**Task details**
Return every entry below exactly as written.
::: Input data :::
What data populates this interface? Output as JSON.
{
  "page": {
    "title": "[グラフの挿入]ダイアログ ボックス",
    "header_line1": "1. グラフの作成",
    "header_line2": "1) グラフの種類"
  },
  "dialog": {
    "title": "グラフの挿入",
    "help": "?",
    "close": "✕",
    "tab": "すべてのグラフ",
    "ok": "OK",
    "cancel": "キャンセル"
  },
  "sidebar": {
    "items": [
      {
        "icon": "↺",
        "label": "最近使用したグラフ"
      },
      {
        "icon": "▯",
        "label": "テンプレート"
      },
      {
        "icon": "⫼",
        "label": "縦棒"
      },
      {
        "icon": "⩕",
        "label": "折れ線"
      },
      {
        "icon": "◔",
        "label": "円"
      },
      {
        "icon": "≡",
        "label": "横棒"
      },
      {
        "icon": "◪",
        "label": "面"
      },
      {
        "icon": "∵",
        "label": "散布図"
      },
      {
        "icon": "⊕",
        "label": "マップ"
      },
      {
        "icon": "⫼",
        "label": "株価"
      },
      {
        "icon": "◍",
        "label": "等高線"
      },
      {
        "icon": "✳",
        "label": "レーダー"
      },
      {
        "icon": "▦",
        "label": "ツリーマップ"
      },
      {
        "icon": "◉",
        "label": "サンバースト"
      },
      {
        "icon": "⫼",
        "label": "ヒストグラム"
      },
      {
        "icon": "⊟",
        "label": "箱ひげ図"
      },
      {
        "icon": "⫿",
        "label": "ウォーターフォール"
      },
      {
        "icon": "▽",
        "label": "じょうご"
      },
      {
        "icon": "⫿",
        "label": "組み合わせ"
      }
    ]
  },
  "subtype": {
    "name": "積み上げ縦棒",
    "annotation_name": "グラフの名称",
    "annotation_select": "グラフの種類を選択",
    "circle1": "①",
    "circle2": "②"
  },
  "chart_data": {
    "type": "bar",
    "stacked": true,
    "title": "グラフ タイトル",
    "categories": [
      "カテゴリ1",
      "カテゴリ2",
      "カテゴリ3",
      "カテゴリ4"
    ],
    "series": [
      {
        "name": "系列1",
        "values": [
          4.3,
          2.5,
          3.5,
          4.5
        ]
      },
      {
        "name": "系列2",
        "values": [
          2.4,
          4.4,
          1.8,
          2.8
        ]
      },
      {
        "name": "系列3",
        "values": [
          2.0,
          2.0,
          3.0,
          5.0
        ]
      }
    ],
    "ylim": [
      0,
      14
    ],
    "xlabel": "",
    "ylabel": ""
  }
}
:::
**Result of this task**
What data populates this interface? Output as JSON.
{
  "page": {
    "title": "[グラフの挿入]ダイアログ ボックス",
    "header_line1": "1. グラフの作成",
    "header_line2": "1) グラフの種類"
  },
  "dialog": {
    "title": "グラフの挿入",
    "help": "?",
    "close": "✕",
    "tab": "すべてのグラフ",
    "ok": "OK",
    "cancel": "キャンセル"
  },
  "sidebar": {
    "items": [
      {
        "icon": "↺",
        "label": "最近使用したグラフ"
      },
      {
        "icon": "▯",
        "label": "テンプレート"
      },
      {
        "icon": "⫼",
        "label": "縦棒"
      },
      {
        "icon": "⩕",
        "label": "折れ線"
      },
      {
        "icon": "◔",
        "label": "円"
      },
      {
        "icon": "≡",
        "label": "横棒"
      },
      {
        "icon": "◪",
        "label": "面"
      },
      {
        "icon": "∵",
        "label": "散布図"
      },
      {
        "icon": "⊕",
        "label": "マップ"
      },
      {
        "icon": "⫼",
        "label": "株価"
      },
      {
        "icon": "◍",
        "label": "等高線"
      },
      {
        "icon": "✳",
        "label": "レーダー"
      },
      {
        "icon": "▦",
        "label": "ツリーマップ"
      },
      {
        "icon": "◉",
        "label": "サンバースト"
      },
      {
        "icon": "⫼",
        "label": "ヒストグラム"
      },
      {
        "icon": "⊟",
        "label": "箱ひげ図"
      },
      {
        "icon": "⫿",
        "label": "ウォーターフォール"
      },
      {
        "icon": "▽",
        "label": "じょうご"
      },
      {
        "icon": "⫿",
        "label": "組み合わせ"
      }
    ]
  },
  "subtype": {
    "name": "積み上げ縦棒",
    "annotation_name": "グラフの名称",
    "annotation_select": "グラフの種類を選択",
    "circle1": "①",
    "circle2": "②"
  },
  "chart_data": {
    "type": "bar",
    "stacked": true,
    "title": "グラフ タイトル",
    "categories": [
      "カテゴリ1",
      "カテゴリ2",
      "カテゴリ3",
      "カテゴリ4"
    ],
    "series": [
      {
        "name": "系列1",
        "values": [
          4.3,
          2.5,
          3.5,
          4.5
        ]
      },
      {
        "name": "系列2",
        "values": [
          2.4,
          4.4,
          1.8,
          2.8
        ]
      },
      {
        "name": "系列3",
        "values": [
          2.0,
          2.0,
          3.0,
          5.0
        ]
      }
    ],
    "ylim": [
      0,
      14
    ],
    "xlabel": "",
    "ylabel": ""
  }
}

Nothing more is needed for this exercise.